▶ _What the task asks_
Show every line in the records below that contains the word "Desktop".
══ Input material ══
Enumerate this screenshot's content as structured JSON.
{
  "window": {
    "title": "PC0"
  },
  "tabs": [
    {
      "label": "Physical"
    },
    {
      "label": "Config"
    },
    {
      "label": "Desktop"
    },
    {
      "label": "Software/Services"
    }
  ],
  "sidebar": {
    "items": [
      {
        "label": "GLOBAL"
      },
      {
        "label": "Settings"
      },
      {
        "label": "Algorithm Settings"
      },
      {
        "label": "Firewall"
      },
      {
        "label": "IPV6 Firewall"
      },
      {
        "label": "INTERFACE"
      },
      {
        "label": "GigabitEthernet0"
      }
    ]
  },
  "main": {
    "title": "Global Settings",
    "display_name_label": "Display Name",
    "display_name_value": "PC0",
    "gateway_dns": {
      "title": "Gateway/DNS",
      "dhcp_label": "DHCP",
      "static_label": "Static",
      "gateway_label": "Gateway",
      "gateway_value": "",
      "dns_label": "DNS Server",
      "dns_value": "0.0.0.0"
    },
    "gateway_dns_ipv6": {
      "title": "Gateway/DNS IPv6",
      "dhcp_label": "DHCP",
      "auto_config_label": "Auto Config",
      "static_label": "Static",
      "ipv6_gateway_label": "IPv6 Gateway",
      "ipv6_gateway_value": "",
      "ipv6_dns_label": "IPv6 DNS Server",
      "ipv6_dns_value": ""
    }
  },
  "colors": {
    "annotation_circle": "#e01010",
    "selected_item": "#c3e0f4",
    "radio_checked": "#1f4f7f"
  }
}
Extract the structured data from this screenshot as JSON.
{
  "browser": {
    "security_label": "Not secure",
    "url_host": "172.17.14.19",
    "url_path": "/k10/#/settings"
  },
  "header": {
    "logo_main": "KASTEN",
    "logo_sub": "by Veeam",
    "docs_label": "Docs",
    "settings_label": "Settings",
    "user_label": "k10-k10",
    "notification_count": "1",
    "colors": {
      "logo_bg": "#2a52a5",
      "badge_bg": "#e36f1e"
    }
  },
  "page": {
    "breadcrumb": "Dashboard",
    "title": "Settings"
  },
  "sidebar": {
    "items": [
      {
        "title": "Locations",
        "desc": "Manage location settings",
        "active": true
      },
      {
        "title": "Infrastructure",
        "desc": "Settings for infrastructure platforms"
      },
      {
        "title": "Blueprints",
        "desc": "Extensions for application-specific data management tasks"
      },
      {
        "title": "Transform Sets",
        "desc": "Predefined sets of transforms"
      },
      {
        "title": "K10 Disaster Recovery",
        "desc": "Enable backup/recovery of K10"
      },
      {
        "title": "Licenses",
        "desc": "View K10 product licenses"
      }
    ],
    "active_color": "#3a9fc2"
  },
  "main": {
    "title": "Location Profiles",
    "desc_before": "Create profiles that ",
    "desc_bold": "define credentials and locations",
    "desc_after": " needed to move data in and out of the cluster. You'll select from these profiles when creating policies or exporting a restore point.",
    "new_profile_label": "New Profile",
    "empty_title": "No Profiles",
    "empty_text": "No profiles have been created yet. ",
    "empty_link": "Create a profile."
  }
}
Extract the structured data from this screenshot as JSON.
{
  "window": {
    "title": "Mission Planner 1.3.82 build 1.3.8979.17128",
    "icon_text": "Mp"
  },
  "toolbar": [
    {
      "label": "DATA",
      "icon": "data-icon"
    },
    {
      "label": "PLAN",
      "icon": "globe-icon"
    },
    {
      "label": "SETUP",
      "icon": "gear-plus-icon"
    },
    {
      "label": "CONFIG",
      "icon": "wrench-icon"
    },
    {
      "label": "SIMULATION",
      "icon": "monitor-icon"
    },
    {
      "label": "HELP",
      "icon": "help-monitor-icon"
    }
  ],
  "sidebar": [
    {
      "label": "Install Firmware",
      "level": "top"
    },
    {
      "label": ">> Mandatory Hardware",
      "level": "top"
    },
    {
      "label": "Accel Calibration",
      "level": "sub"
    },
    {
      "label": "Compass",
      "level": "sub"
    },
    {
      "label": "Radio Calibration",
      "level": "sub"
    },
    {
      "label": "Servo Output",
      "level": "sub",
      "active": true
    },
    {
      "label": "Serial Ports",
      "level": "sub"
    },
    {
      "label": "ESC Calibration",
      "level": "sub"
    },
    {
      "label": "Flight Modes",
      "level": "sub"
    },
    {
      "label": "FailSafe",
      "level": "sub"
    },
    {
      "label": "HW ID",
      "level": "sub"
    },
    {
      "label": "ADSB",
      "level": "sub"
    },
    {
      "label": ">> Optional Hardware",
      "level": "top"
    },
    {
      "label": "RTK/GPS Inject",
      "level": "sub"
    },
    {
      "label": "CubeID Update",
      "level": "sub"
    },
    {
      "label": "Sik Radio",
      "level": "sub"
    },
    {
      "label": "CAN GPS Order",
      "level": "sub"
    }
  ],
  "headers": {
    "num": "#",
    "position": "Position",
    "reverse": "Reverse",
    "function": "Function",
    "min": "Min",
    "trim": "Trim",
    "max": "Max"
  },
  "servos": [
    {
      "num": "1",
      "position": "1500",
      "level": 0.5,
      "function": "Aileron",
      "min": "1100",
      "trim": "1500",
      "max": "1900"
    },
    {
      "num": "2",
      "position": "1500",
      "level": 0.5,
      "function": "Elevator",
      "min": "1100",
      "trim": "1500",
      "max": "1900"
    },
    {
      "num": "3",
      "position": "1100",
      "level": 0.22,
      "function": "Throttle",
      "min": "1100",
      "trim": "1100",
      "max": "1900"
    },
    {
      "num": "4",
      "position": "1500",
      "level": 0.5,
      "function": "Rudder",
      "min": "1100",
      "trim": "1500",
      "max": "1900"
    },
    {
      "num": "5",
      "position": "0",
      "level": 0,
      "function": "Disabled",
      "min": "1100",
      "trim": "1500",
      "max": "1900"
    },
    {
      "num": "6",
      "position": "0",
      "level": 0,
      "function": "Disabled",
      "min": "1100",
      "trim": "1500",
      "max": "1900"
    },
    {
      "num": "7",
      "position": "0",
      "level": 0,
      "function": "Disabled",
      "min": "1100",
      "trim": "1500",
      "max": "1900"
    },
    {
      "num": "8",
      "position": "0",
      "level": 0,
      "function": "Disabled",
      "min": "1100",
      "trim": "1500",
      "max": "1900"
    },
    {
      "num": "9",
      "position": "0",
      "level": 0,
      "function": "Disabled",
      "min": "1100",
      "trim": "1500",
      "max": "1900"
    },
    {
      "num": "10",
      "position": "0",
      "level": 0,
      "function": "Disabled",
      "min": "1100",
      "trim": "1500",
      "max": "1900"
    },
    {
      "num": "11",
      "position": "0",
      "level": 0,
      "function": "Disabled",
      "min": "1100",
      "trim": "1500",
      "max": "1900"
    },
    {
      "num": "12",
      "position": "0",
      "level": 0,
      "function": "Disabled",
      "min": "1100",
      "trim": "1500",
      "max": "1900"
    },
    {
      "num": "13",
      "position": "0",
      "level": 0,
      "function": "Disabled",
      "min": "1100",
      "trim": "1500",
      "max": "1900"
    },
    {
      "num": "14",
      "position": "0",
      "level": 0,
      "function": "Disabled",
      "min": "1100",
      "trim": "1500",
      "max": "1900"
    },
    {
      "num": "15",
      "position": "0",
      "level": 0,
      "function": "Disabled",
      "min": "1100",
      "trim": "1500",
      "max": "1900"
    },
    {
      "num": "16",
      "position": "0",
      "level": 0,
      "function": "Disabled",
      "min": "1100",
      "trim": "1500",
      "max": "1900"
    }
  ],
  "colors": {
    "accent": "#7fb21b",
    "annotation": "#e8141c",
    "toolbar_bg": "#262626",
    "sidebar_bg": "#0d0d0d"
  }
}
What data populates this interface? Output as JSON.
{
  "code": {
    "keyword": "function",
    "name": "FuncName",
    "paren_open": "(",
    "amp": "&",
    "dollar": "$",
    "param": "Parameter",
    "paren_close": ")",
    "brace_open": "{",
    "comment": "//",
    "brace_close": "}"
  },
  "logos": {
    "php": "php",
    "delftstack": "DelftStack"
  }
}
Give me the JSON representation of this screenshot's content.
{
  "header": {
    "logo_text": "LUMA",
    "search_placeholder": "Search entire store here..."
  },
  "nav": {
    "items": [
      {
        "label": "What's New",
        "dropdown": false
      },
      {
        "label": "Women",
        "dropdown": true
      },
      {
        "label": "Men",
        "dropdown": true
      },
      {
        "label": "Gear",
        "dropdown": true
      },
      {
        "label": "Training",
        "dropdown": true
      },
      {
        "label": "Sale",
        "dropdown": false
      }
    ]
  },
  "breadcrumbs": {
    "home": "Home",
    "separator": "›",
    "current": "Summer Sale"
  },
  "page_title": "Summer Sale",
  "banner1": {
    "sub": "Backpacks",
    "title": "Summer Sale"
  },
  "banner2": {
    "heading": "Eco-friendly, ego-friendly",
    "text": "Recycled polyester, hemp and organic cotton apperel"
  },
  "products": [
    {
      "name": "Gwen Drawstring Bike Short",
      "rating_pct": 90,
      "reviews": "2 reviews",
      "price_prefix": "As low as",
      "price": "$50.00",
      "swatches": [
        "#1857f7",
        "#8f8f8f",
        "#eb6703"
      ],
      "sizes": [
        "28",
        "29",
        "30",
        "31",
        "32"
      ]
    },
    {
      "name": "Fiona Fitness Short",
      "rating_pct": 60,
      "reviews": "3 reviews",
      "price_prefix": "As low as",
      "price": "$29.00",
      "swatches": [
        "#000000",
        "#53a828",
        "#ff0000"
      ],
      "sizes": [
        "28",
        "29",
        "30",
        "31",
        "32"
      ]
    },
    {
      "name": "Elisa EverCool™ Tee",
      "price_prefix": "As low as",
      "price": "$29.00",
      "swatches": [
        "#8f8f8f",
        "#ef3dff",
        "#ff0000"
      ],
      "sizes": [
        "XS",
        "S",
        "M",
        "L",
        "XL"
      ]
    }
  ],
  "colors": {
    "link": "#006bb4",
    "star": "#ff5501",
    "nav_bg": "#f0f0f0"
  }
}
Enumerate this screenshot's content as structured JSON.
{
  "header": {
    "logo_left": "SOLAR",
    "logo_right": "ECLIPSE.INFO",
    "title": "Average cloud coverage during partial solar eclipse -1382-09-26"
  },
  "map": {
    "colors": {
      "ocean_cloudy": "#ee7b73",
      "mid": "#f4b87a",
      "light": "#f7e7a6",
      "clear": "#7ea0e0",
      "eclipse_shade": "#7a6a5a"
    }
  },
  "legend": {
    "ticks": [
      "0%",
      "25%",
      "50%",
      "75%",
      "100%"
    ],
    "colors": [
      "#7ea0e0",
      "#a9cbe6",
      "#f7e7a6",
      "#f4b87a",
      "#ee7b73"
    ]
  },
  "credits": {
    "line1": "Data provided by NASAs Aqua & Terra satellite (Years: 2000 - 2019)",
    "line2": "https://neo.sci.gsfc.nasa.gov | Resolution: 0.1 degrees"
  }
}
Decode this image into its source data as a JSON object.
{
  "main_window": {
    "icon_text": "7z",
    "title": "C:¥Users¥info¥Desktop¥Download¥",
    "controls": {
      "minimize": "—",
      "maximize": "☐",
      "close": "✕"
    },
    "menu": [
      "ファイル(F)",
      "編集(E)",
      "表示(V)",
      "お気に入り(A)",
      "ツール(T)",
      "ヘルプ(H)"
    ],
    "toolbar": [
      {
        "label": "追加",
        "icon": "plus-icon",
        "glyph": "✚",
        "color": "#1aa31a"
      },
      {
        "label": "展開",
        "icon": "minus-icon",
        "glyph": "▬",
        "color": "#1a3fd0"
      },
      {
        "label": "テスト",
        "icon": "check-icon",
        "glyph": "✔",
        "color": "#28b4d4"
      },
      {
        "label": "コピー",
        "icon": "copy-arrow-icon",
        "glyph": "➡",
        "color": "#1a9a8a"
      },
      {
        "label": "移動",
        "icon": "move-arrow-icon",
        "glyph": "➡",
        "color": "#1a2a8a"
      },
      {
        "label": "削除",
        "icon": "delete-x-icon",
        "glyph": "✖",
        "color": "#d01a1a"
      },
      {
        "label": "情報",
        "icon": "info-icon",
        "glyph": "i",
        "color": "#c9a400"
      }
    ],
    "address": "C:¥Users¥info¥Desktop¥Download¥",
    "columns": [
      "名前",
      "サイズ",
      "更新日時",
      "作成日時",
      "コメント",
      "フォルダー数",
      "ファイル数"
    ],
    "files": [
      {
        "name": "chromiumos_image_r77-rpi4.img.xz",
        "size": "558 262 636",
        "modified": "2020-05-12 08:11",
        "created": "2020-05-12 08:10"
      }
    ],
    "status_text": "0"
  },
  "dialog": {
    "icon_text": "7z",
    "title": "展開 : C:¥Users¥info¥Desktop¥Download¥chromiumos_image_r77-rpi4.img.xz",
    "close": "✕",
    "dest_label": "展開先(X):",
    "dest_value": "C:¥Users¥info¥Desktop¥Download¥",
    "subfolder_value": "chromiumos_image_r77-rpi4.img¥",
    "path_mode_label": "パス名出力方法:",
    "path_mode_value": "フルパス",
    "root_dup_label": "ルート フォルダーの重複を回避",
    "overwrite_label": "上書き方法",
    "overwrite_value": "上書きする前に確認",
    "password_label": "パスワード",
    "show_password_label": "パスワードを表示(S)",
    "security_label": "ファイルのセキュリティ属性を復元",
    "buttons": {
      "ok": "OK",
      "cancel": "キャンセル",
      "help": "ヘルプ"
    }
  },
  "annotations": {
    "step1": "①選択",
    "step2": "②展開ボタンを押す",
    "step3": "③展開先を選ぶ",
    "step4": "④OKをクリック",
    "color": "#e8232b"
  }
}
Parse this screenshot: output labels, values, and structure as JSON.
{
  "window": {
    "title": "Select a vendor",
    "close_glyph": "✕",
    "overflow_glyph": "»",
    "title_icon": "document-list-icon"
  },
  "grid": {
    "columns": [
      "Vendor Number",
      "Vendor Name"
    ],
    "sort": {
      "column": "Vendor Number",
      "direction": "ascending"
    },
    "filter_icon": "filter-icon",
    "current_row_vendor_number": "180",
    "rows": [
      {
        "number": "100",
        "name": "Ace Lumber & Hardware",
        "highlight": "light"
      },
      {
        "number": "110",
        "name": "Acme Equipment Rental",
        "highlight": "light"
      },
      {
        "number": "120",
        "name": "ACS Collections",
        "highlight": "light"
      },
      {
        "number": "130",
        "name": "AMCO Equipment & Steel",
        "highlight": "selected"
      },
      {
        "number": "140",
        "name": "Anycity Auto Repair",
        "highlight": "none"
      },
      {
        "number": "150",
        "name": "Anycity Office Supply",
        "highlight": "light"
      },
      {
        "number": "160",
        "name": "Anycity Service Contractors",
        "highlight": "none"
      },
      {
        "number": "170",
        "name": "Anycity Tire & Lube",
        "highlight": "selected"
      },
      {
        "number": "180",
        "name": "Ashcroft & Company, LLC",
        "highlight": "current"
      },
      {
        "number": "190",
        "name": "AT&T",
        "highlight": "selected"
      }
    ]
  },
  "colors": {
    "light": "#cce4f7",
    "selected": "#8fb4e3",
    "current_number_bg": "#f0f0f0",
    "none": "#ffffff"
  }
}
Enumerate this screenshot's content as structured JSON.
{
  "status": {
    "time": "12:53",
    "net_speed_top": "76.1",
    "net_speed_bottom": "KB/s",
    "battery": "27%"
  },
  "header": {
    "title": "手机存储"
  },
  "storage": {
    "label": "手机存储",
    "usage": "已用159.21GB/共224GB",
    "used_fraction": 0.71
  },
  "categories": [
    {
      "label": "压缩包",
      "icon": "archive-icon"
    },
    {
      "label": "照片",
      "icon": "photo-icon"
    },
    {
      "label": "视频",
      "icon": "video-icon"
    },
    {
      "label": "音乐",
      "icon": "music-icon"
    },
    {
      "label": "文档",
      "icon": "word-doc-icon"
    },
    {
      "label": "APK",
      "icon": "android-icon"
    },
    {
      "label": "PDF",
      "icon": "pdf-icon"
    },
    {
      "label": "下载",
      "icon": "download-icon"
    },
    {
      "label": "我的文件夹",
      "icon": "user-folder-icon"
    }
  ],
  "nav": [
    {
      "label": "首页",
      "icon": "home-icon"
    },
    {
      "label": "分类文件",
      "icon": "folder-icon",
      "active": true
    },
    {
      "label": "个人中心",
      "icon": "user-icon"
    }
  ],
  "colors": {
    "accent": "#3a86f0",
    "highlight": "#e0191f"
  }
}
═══
▶ _Output below_
      "label": "Desktop"
    "title": "C:¥Users¥info¥Desktop¥Download¥",
    "address": "C:¥Users¥info¥Desktop¥Download¥",
    "title": "展開 : C:¥Users¥info¥Desktop¥Download¥chromiumos_image_r77-rpi4.img.xz",
    "dest_value": "C:¥Users¥info¥Desktop¥Download¥",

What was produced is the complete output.